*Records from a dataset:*
######

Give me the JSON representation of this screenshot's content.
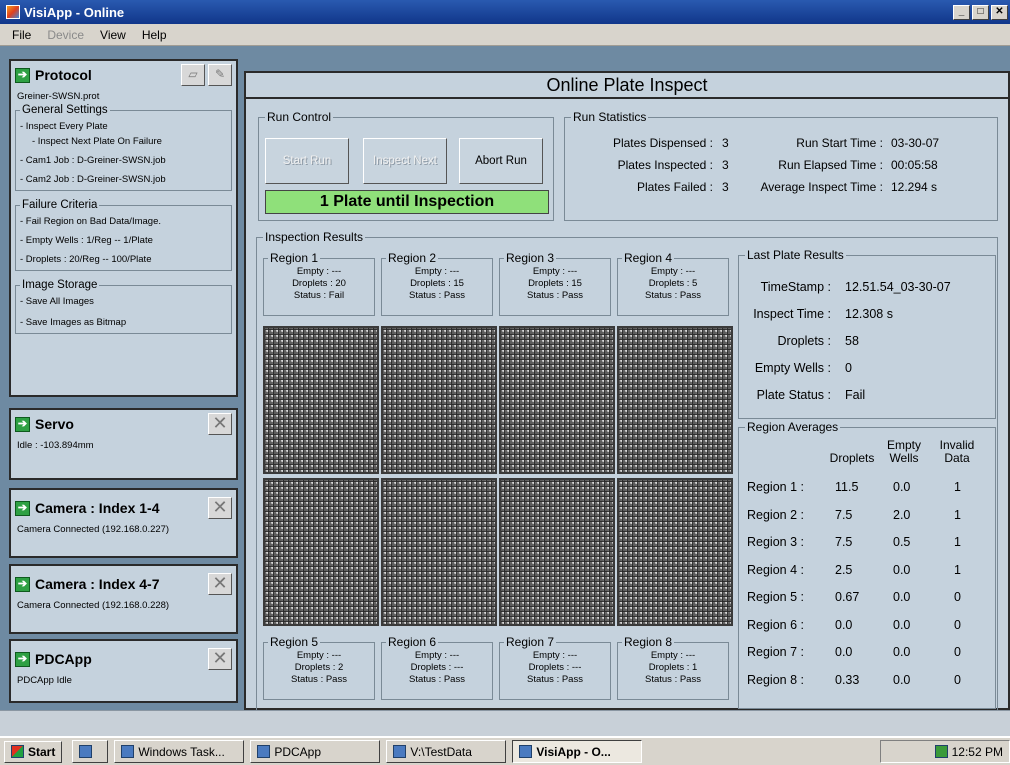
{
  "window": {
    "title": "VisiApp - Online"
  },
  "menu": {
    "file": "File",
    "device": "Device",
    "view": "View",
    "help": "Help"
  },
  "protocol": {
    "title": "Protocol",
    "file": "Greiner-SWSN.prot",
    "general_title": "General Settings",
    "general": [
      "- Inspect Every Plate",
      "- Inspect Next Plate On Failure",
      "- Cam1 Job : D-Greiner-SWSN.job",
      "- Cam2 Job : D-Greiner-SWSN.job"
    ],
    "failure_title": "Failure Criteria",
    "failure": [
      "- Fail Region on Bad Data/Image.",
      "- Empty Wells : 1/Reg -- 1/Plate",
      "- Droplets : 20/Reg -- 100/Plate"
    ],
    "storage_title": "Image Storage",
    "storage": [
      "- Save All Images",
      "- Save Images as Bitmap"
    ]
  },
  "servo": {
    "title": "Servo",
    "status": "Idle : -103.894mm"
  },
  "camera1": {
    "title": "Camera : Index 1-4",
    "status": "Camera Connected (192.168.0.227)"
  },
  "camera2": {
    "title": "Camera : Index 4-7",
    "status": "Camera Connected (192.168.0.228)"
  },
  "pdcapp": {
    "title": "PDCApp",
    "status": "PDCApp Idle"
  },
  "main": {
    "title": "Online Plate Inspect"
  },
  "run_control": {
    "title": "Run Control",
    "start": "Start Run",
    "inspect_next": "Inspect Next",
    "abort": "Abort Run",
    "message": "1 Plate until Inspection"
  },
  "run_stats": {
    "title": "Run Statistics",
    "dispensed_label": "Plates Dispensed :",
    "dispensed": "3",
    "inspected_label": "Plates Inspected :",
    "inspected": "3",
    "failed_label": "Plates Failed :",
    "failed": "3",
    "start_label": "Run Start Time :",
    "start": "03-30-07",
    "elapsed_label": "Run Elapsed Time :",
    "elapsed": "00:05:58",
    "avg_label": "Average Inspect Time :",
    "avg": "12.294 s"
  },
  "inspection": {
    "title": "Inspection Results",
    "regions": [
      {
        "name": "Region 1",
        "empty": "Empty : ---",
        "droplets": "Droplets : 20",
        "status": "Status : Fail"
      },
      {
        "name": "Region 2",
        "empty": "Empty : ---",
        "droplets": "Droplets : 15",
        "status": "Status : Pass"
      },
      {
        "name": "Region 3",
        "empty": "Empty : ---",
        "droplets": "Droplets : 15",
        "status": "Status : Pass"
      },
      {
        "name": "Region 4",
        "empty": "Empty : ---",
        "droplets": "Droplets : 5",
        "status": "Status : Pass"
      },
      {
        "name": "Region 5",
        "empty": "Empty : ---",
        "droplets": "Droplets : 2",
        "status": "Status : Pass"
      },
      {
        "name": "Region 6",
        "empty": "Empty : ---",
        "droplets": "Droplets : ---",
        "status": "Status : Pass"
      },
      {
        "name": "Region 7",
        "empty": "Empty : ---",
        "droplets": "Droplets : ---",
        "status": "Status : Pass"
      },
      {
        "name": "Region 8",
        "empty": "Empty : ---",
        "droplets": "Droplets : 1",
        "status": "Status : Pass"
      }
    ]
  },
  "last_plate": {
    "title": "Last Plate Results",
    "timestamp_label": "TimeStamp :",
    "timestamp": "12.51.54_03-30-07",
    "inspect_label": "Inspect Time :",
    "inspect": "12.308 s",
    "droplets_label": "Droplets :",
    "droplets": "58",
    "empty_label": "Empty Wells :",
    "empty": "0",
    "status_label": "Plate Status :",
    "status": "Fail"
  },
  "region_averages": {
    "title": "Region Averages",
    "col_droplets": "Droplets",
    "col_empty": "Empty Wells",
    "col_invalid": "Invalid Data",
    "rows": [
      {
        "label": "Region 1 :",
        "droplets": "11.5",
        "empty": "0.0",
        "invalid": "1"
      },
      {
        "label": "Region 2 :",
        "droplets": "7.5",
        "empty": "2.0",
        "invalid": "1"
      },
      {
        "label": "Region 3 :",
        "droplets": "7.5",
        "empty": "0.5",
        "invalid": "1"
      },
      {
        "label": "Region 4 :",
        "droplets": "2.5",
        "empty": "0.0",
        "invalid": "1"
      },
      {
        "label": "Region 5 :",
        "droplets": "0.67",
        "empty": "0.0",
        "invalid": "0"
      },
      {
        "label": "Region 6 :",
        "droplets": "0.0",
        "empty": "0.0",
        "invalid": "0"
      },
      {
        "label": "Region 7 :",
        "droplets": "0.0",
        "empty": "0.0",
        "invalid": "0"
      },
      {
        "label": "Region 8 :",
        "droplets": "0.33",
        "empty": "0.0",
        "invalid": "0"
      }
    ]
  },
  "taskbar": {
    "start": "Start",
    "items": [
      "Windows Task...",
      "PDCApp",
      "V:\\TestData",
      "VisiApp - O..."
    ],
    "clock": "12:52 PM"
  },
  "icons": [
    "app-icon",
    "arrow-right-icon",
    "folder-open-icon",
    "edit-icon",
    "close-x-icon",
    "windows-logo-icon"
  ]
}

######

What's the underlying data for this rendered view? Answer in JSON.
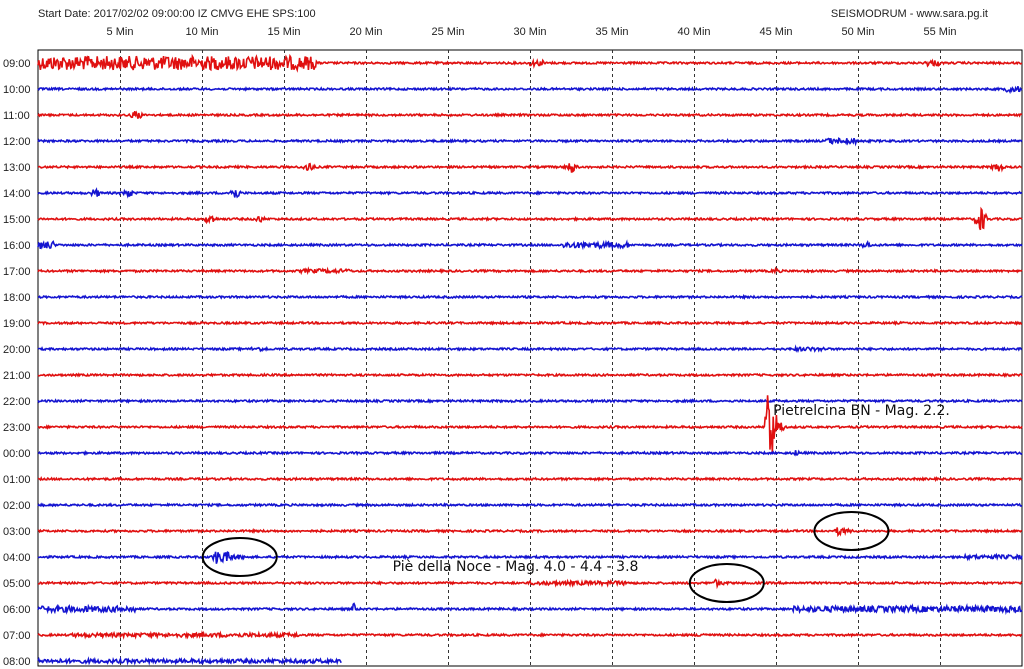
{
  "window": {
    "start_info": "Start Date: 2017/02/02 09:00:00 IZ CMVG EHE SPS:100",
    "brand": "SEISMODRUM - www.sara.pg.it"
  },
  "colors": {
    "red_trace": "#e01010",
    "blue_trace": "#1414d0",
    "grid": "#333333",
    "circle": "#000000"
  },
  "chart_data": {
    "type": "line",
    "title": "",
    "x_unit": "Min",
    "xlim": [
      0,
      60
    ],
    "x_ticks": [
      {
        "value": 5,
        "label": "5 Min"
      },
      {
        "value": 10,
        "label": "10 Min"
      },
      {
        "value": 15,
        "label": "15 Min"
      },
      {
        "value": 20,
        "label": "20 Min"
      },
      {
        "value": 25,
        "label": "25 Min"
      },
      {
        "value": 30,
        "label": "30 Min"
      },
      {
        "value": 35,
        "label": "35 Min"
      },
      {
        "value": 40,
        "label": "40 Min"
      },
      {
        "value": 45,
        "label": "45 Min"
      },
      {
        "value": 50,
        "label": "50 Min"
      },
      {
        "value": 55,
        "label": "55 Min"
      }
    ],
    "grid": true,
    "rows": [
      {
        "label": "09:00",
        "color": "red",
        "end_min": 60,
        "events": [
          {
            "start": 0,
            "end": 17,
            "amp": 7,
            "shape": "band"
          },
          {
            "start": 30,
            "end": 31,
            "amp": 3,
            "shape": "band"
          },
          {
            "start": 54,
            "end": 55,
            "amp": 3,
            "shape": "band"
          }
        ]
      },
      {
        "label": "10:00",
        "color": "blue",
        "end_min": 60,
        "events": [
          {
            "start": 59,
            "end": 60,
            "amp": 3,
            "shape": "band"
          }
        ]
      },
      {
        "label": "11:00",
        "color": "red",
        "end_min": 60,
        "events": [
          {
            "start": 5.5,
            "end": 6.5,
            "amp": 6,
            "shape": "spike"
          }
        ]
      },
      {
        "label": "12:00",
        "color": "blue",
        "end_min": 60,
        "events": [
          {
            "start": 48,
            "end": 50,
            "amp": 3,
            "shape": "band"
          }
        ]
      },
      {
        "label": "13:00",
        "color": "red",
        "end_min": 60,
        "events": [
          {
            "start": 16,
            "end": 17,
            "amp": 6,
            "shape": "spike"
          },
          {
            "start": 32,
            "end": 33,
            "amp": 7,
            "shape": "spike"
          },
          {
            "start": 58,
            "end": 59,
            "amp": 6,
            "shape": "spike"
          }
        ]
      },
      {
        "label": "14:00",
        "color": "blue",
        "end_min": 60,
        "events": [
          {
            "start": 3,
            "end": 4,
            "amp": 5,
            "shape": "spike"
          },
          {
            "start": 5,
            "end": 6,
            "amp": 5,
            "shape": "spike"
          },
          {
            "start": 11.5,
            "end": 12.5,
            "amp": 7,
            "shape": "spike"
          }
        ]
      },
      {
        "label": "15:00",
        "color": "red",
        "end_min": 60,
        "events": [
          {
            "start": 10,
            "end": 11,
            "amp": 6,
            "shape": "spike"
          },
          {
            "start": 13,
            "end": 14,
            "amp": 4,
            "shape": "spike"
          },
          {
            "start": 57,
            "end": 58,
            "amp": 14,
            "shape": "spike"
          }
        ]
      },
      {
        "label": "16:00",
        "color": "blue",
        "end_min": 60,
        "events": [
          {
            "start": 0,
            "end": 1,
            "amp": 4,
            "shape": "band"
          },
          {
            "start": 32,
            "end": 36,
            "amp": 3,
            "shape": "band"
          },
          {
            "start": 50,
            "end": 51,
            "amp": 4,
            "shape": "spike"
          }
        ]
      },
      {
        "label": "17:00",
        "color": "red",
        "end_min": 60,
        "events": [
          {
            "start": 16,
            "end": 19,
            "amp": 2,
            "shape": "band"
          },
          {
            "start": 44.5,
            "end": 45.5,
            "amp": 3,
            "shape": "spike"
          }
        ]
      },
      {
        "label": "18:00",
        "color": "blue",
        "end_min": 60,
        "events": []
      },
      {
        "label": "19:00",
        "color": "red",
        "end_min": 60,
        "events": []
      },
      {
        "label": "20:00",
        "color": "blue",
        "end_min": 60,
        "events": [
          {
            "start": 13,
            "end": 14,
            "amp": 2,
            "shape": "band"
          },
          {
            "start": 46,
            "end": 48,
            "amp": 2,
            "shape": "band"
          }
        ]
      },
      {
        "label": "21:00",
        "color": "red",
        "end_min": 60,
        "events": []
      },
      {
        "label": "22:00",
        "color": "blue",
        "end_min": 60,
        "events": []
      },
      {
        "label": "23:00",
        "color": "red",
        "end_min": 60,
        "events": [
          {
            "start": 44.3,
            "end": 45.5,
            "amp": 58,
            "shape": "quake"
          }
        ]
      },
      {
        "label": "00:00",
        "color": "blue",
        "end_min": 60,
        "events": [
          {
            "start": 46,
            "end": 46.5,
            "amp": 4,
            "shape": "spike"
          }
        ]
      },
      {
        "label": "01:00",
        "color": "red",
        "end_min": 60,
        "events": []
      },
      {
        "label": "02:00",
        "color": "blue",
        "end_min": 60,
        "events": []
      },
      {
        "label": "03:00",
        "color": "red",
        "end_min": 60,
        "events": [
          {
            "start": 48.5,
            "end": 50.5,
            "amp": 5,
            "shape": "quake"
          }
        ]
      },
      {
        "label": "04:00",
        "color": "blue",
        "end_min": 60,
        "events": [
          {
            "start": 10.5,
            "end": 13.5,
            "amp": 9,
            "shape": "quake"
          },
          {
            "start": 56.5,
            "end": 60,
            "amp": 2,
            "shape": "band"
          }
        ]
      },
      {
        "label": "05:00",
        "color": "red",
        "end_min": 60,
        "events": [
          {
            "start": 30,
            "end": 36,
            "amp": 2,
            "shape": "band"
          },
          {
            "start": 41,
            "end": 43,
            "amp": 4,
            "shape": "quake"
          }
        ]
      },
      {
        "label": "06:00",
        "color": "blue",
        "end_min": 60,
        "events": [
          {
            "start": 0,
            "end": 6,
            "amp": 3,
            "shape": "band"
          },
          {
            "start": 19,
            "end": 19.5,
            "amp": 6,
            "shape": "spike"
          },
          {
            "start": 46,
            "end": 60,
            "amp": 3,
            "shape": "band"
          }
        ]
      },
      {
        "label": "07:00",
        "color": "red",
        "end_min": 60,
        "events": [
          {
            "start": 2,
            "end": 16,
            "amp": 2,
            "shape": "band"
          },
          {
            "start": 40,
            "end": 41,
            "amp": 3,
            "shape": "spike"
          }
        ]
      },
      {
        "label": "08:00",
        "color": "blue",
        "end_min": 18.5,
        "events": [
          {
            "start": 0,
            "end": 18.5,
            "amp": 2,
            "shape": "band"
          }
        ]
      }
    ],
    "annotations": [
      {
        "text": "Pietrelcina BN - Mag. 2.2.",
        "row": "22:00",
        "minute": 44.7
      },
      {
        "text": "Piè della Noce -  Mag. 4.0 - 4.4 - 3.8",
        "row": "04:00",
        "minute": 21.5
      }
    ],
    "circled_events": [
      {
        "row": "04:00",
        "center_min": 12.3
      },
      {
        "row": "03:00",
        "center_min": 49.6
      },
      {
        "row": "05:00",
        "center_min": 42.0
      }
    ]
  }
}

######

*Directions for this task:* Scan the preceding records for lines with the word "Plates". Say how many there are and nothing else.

*Task output:* 3